41 Tasting Notes
I have refrained and resisted from rating this tea because its underwhelming reputation has done enough damage to the name “Lipton.” Or has it? This poor excuse for tea relates to hip/hop in the way that it’s useless and serves no real purpose but also never seems to go away. How can a product be so terrible and have such a poor reputation but continue to pervade store shelves? Anyway, when I’m out to a meal and I order tea I always let them know that if they only provide Lipton to just bring me water or coffee. I would rather drink Tetley filtered through a dirty gym sock. Lipton should be free and never sold. Calling it “tea dust” is a compliment.

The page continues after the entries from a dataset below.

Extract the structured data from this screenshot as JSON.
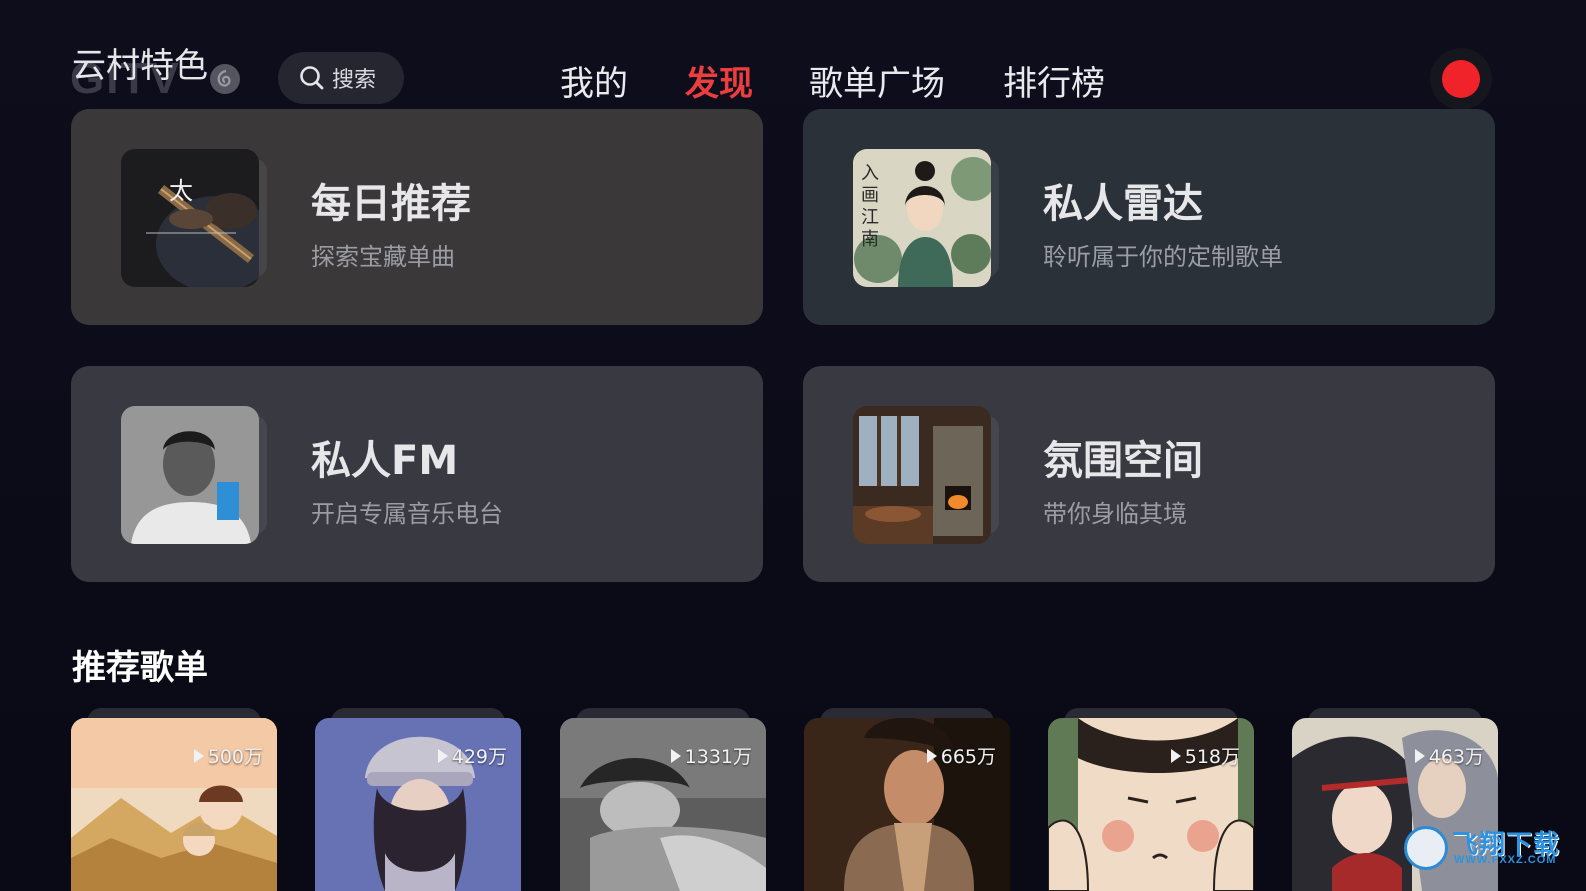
{
  "header": {
    "brand_title": "云村特色",
    "brand_ghost": "GITV",
    "search_label": "搜索",
    "tabs": [
      {
        "label": "我的",
        "active": false
      },
      {
        "label": "发现",
        "active": true
      },
      {
        "label": "歌单广场",
        "active": false
      },
      {
        "label": "排行榜",
        "active": false
      }
    ],
    "accent_color": "#ec3e3e"
  },
  "feature_cards": [
    {
      "title": "每日推荐",
      "subtitle": "探索宝藏单曲",
      "icon": "guitar-album-cover"
    },
    {
      "title": "私人雷达",
      "subtitle": "聆听属于你的定制歌单",
      "icon": "ink-painting-album-cover"
    },
    {
      "title": "私人FM",
      "subtitle": "开启专属音乐电台",
      "icon": "portrait-album-cover"
    },
    {
      "title": "氛围空间",
      "subtitle": "带你身临其境",
      "icon": "cozy-room-album-cover"
    }
  ],
  "recommended": {
    "title": "推荐歌单",
    "playlists": [
      {
        "play_count": "500万",
        "icon": "cartoon-couple-cover"
      },
      {
        "play_count": "429万",
        "icon": "winter-girl-cover"
      },
      {
        "play_count": "1331万",
        "icon": "sleeping-girl-cover"
      },
      {
        "play_count": "665万",
        "icon": "woman-portrait-cover"
      },
      {
        "play_count": "518万",
        "icon": "cartoon-face-cover"
      },
      {
        "play_count": "463万",
        "icon": "anime-characters-cover"
      }
    ]
  },
  "watermark": {
    "text": "飞翔下载",
    "sub": "WWW.FXXZ.COM"
  }
}
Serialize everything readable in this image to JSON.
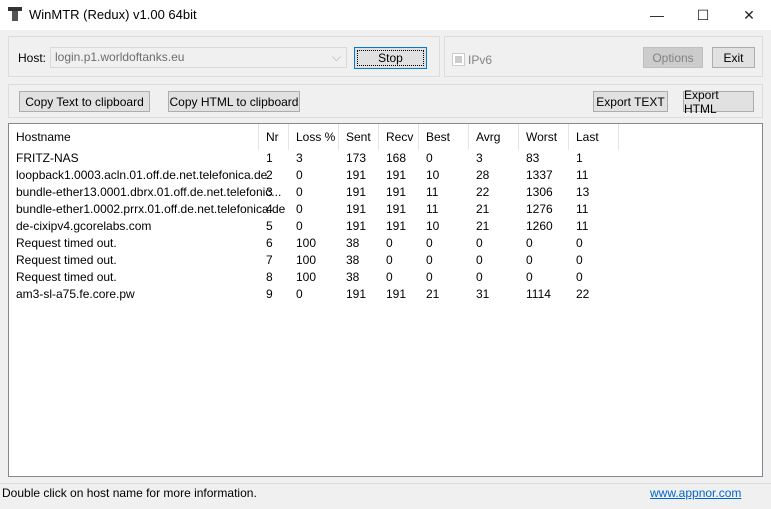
{
  "window": {
    "title": "WinMTR (Redux) v1.00 64bit",
    "minimize": "—",
    "maximize": "☐",
    "close": "✕"
  },
  "host": {
    "label": "Host:",
    "value": "login.p1.worldoftanks.eu"
  },
  "buttons": {
    "stop": "Stop",
    "ipv6": "IPv6",
    "options": "Options",
    "exit": "Exit",
    "copy_text": "Copy Text to clipboard",
    "copy_html": "Copy HTML to clipboard",
    "export_text": "Export TEXT",
    "export_html": "Export HTML"
  },
  "table": {
    "columns": [
      "Hostname",
      "Nr",
      "Loss %",
      "Sent",
      "Recv",
      "Best",
      "Avrg",
      "Worst",
      "Last"
    ],
    "rows": [
      [
        "FRITZ-NAS",
        "1",
        "3",
        "173",
        "168",
        "0",
        "3",
        "83",
        "1"
      ],
      [
        "loopback1.0003.acln.01.off.de.net.telefonica.de",
        "2",
        "0",
        "191",
        "191",
        "10",
        "28",
        "1337",
        "11"
      ],
      [
        "bundle-ether13.0001.dbrx.01.off.de.net.telefonic...",
        "3",
        "0",
        "191",
        "191",
        "11",
        "22",
        "1306",
        "13"
      ],
      [
        "bundle-ether1.0002.prrx.01.off.de.net.telefonica.de",
        "4",
        "0",
        "191",
        "191",
        "11",
        "21",
        "1276",
        "11"
      ],
      [
        "de-cixipv4.gcorelabs.com",
        "5",
        "0",
        "191",
        "191",
        "10",
        "21",
        "1260",
        "11"
      ],
      [
        "Request timed out.",
        "6",
        "100",
        "38",
        "0",
        "0",
        "0",
        "0",
        "0"
      ],
      [
        "Request timed out.",
        "7",
        "100",
        "38",
        "0",
        "0",
        "0",
        "0",
        "0"
      ],
      [
        "Request timed out.",
        "8",
        "100",
        "38",
        "0",
        "0",
        "0",
        "0",
        "0"
      ],
      [
        "am3-sl-a75.fe.core.pw",
        "9",
        "0",
        "191",
        "191",
        "21",
        "31",
        "1114",
        "22"
      ]
    ]
  },
  "status": {
    "text": "Double click on host name for more information.",
    "link": "www.appnor.com"
  },
  "colors": {
    "link": "#0066cc",
    "focus": "#0078d7"
  }
}
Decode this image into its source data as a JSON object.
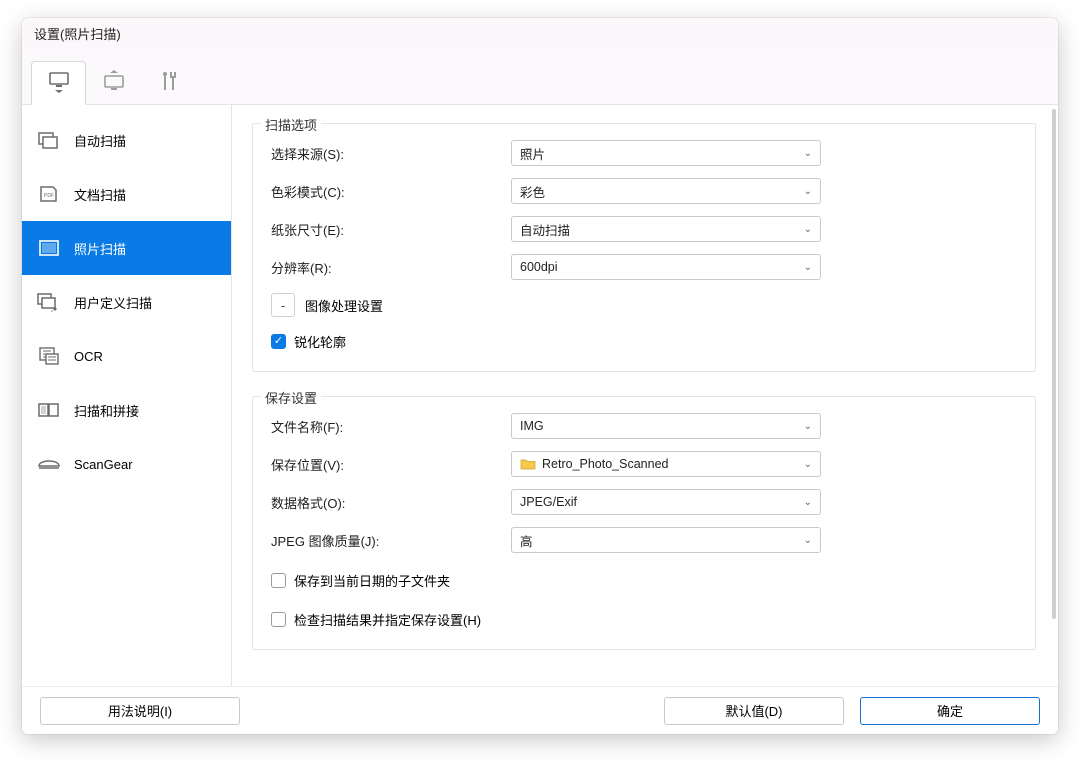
{
  "window": {
    "title": "设置(照片扫描)"
  },
  "tabs": [
    {
      "name": "pc-tab"
    },
    {
      "name": "network-tab"
    },
    {
      "name": "tools-tab"
    }
  ],
  "sidebar": {
    "items": [
      {
        "label": "自动扫描",
        "icon": "auto-scan-icon"
      },
      {
        "label": "文档扫描",
        "icon": "doc-scan-icon"
      },
      {
        "label": "照片扫描",
        "icon": "photo-scan-icon",
        "active": true
      },
      {
        "label": "用户定义扫描",
        "icon": "custom-scan-icon"
      },
      {
        "label": "OCR",
        "icon": "ocr-icon"
      },
      {
        "label": "扫描和拼接",
        "icon": "stitch-icon"
      },
      {
        "label": "ScanGear",
        "icon": "scangear-icon"
      }
    ]
  },
  "scanOptions": {
    "groupTitle": "扫描选项",
    "source": {
      "label": "选择来源(S):",
      "value": "照片"
    },
    "colorMode": {
      "label": "色彩模式(C):",
      "value": "彩色"
    },
    "paperSize": {
      "label": "纸张尺寸(E):",
      "value": "自动扫描"
    },
    "resolution": {
      "label": "分辨率(R):",
      "value": "600dpi"
    },
    "imageProcessing": {
      "toggle": "-",
      "label": "图像处理设置"
    },
    "sharpen": {
      "label": "锐化轮廓",
      "checked": true
    }
  },
  "saveSettings": {
    "groupTitle": "保存设置",
    "fileName": {
      "label": "文件名称(F):",
      "value": "IMG"
    },
    "saveTo": {
      "label": "保存位置(V):",
      "value": "Retro_Photo_Scanned"
    },
    "format": {
      "label": "数据格式(O):",
      "value": "JPEG/Exif"
    },
    "jpegQual": {
      "label": "JPEG 图像质量(J):",
      "value": "高"
    },
    "subfolder": {
      "label": "保存到当前日期的子文件夹",
      "checked": false
    },
    "checkResult": {
      "label": "检查扫描结果并指定保存设置(H)",
      "checked": false
    }
  },
  "footer": {
    "help": "用法说明(I)",
    "defaults": "默认值(D)",
    "ok": "确定"
  }
}
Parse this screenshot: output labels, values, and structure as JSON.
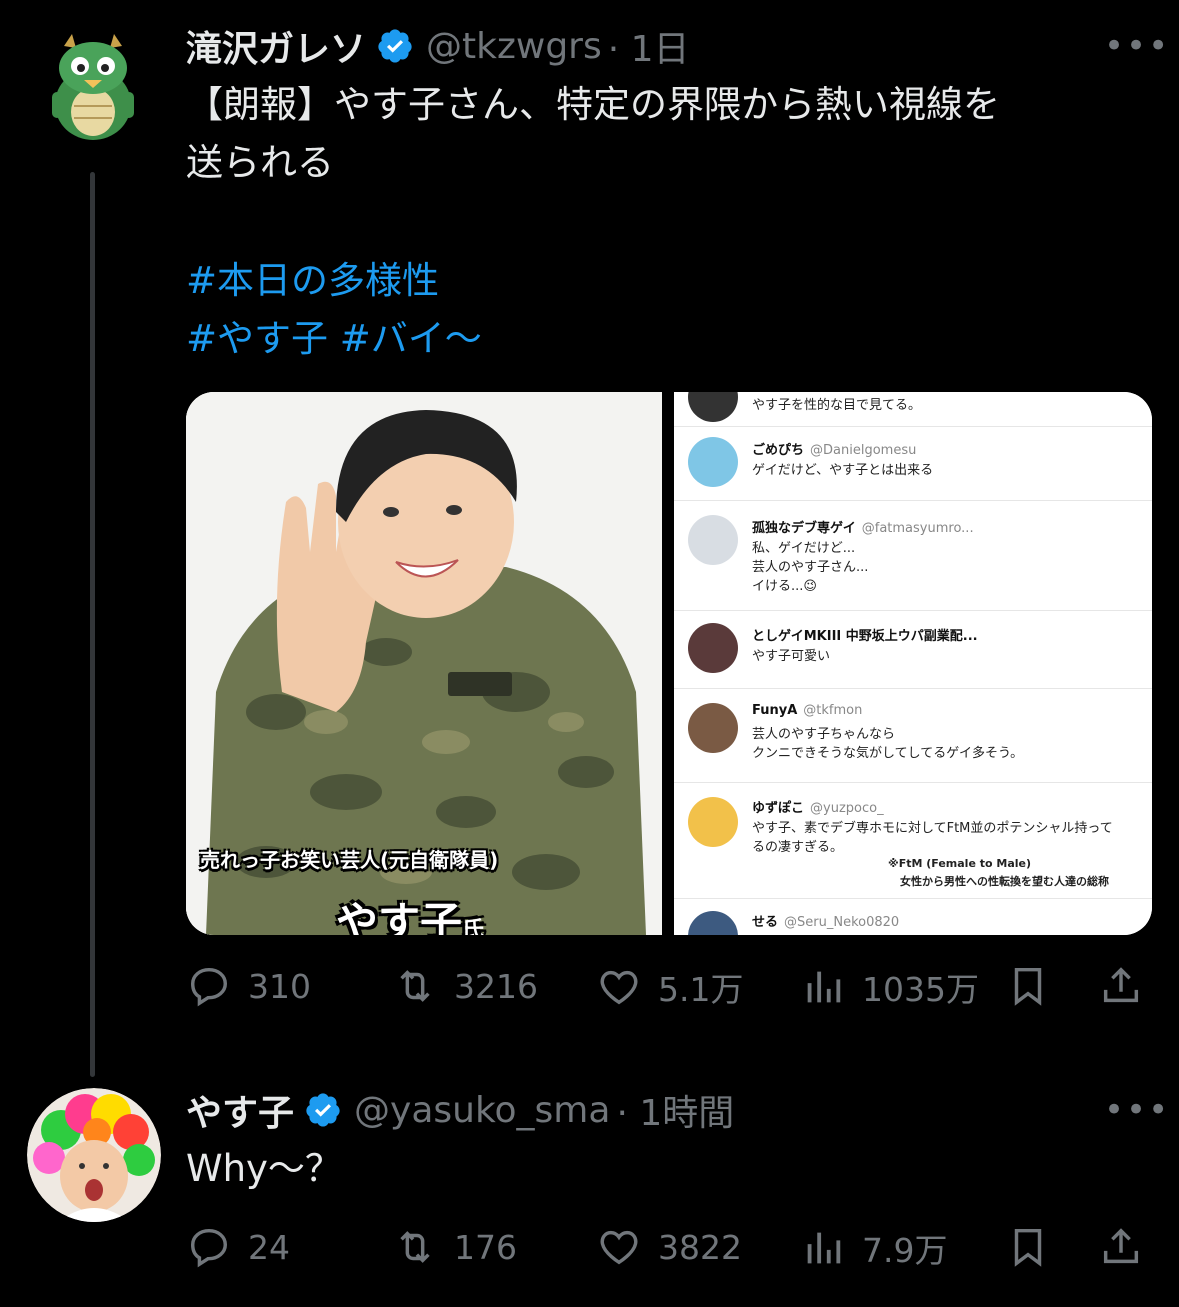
{
  "tweet1": {
    "name": "滝沢ガレソ",
    "handle": "@tkzwgrs",
    "time": "· 1日",
    "text_lines": [
      "【朗報】やす子さん、特定の界隈から熱い視線を",
      "送られる"
    ],
    "hashtag_lines": [
      "#本日の多様性",
      "#やす子 #バイ〜"
    ],
    "media": {
      "caption": "売れっ子お笑い芸人(元自衛隊員)",
      "big_name": "やす子",
      "big_name_suffix": "氏",
      "replies": [
        {
          "name": "",
          "handle": "",
          "text": "やす子を性的な目で見てる。"
        },
        {
          "name": "ごめぴち",
          "handle": "@Danielgomesu",
          "text": "ゲイだけど、やす子とは出来る"
        },
        {
          "name": "孤独なデブ専ゲイ",
          "handle": "@fatmasyumro...",
          "text": "私、ゲイだけど...\n芸人のやす子さん...\nイける...😉"
        },
        {
          "name": "としゲイMKIII 中野坂上ウパ副業配...",
          "handle": "",
          "text": "やす子可愛い"
        },
        {
          "name": "FunyA",
          "handle": "@tkfmon",
          "text": "芸人のやす子ちゃんなら\nクンニできそうな気がしてしてるゲイ多そう。"
        },
        {
          "name": "ゆずぽこ",
          "handle": "@yuzpoco_",
          "text": "やす子、素でデブ専ホモに対してFtM並のポテンシャル持って\nるの凄すぎる。"
        },
        {
          "name": "せる",
          "handle": "@Seru_Neko0820",
          "text": ""
        }
      ],
      "note_line1": "※FtM (Female to Male)",
      "note_line2": "女性から男性への性転換を望む人達の総称"
    },
    "stats": {
      "replies": "310",
      "retweets": "3216",
      "likes": "5.1万",
      "views": "1035万"
    }
  },
  "tweet2": {
    "name": "やす子",
    "handle": "@yasuko_sma",
    "time": "· 1時間",
    "text": "Why〜？",
    "stats": {
      "replies": "24",
      "retweets": "176",
      "likes": "3822",
      "views": "7.9万"
    }
  },
  "colors": {
    "background": "#000000",
    "text": "#e7e9ea",
    "muted": "#71767b",
    "link": "#1d9bf0",
    "verified": "#1d9bf0"
  },
  "icons": [
    "reply-icon",
    "retweet-icon",
    "like-icon",
    "views-icon",
    "bookmark-icon",
    "share-icon",
    "verified-badge-icon",
    "more-icon"
  ]
}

Anyone who knows me would tell you that I’m a Ceylon black tea fanatic. I found a 250g tin of this at a local World market and figured it to be a good $10 sacrifice because it says PURE CEYLON TEA on the front of the damn thing. I got home, popped it open and was instantly disappointed. I have no doubt that it is indeed pure Ceylon, but it’s soaked in bergamot. It doesn’t say that anywhere on the package, but being a Brit, I should have guessed that if the word “royal” is part of the product that it would be doused in bergamot. Anyway, the tea is magnificent as an Earl Grey, but that’s not why I bought it. The rating here is based on the drink itself and NOT my purchasing experience and my overall disapproval of the product description.
**UPDATE: Impra is sending me a fresh tin of Ceylon black tea. What great customer service!
UPDATE: Impra has yet to send the tea as promised. It’s been two months now and I have made up my mind that I will NOT be buying from them again in the future. Ever.
When it comes to bagged Darjeeling, I pick Bigelow everytime. Nevermind that their samples never arrived to me this last Spring. The second flush shipment this year was quite nice. By the way, if you want to make sure to get your selected season of choice, buy directly from Bigelow and avoid second-hand retailers who tend to sit on their inventory. I prefer the maltiness of Ceylon teas most of the time, but an occasional Darjeeling really challenges your preferences.
Ever since seeing the excellent documentary “All In This Tea,” I’ve wanted to try this one and I finally got the chance when a local Chinese friend of mine brought some in to my shoppe for blending. During the aforementioned documentary film, renown tea master Gaetano Kazuo Maida does a public tasting of this specfic tea and describes the experience as “vegetal without being flowery, earthy, seaweed.” Well, he’s got a much more refined palate than I do but I get what he was saying. It’s definitely very, very vegetal and has a slight, natural sweetness to it that is refreshing. I’ve never tasted a tea so clean before. I got three lovely infusions out of the amount that was given and we’re getting together this weekend for more tastings.
I received a sampler from Silk Road yesterday and let me tell you that this earthy varietal is something special. I did three infusions (gaiwan-style baby!) and the third was still just as lovely as the first. Interestingly, it tasted sweeter after the third infusion. If you fancy yourself to have a sharp tea palate, this one should prove to be quite the challenge as it has several levels of taste experience. I’m going to buy a few pounds of this!
Love this Assam/Ceylon blend. Stash did a good job with this tea. If you’re looking for a wake up call or an early morning kick in the junk, this is the tea which can provide. Very deep and malty. I only steep it for two minutes the first infusion and five minutes on the second. The Ceylon character is deeper in the second infusion. Lovely!
This tea was one of three being sold BY THE BAG at a small “Euro” grocer in Sacramento. I paid €0.50 for a cup which the clerk brewed for me. I found it nice that they accept Euro coin as well as US currency. The tea was a little stale and served in a styro cup (ewww) but the flavour was definitely Ceylon. I didn’t buy a box. Evidently, this brand is Finnish. I didn’t ask for details.